THE TASK: Apart from the pictures, reproduce the data below exactly as it stands.

■ ■ ■ ■ ■ ■ ■

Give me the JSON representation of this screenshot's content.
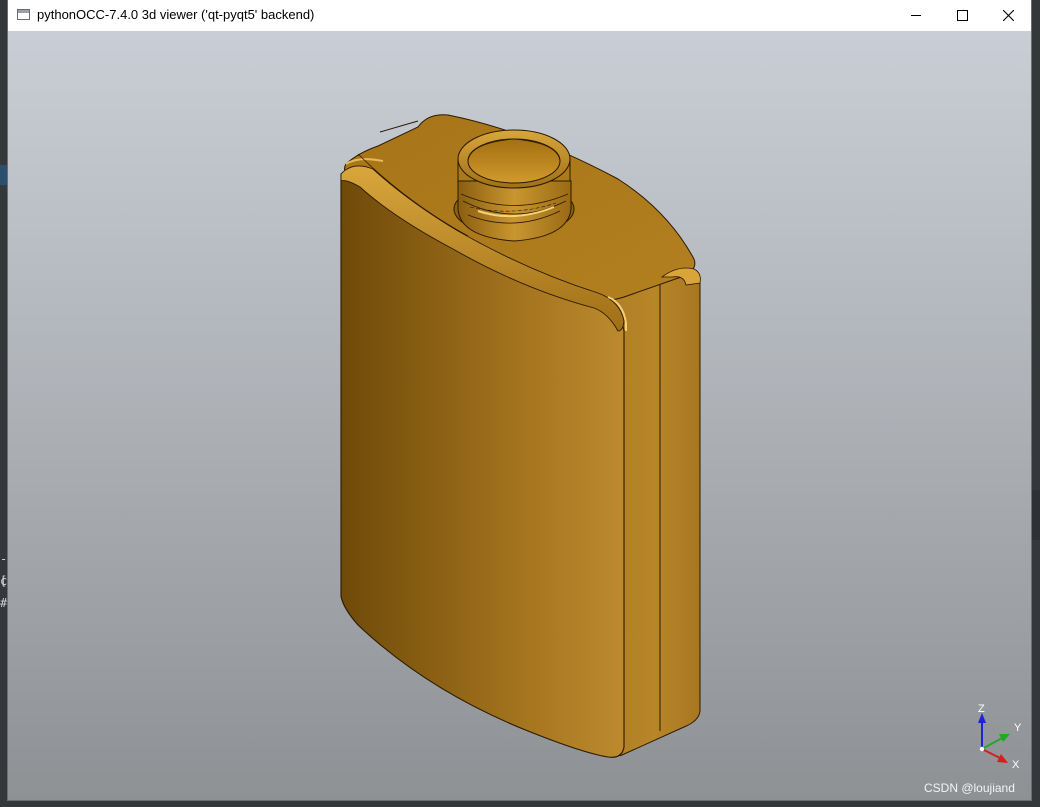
{
  "window": {
    "title": "pythonOCC-7.4.0 3d viewer ('qt-pyqt5' backend)",
    "controls": {
      "minimize": "minimize-icon",
      "maximize": "maximize-icon",
      "close": "close-icon"
    }
  },
  "background_terminal": {
    "lines": [
      "-[",
      "c(",
      "#"
    ]
  },
  "viewport": {
    "model": "3D bottle model",
    "model_color": "#b8862b",
    "background_top": "#c9ced6",
    "background_bottom": "#8e9194"
  },
  "trihedron": {
    "z_label": "Z",
    "y_label": "Y",
    "x_label": "X",
    "z_color": "#1d22e0",
    "y_color": "#22a822",
    "x_color": "#d22020"
  },
  "watermark": "CSDN @loujiand"
}
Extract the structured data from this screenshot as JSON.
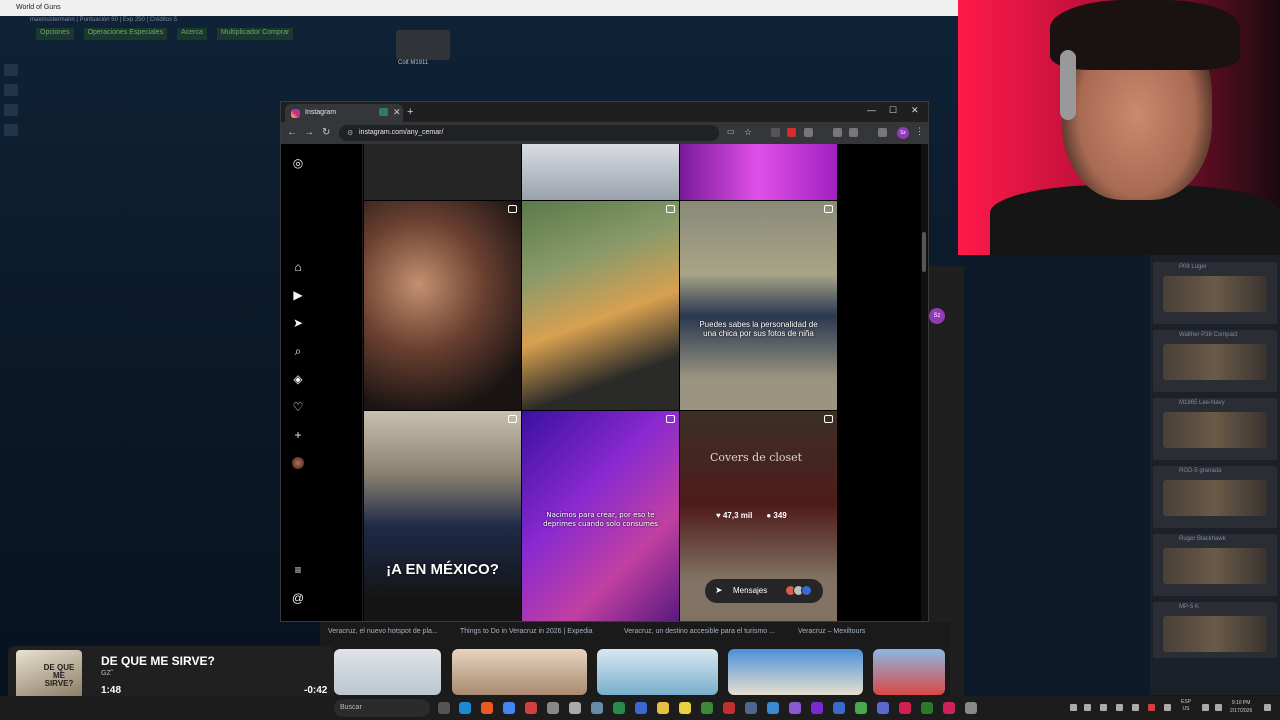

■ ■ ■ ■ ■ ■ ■

ANSWER BELOW:
Give me the JSON representation of this screenshot's content.
{
  "window": {
    "title": "pythonOCC-7.4.0 3d viewer ('qt-pyqt5' backend)",
    "controls": {
      "minimize": "minimize-icon",
      "maximize": "maximize-icon",
      "close": "close-icon"
    }
  },
  "background_terminal": {
    "lines": [
      "-[",
      "c(",
      "#"
    ]
  },
  "viewport": {
    "model": "3D bottle model",
    "model_color": "#b8862b",
    "background_top": "#c9ced6",
    "background_bottom": "#8e9194"
  },
  "trihedron": {
    "z_label": "Z",
    "y_label": "Y",
    "x_label": "X",
    "z_color": "#1d22e0",
    "y_color": "#22a822",
    "x_color": "#d22020"
  },
  "watermark": "CSDN @loujiand"
}
Extract the structured data from this screenshot as JSON.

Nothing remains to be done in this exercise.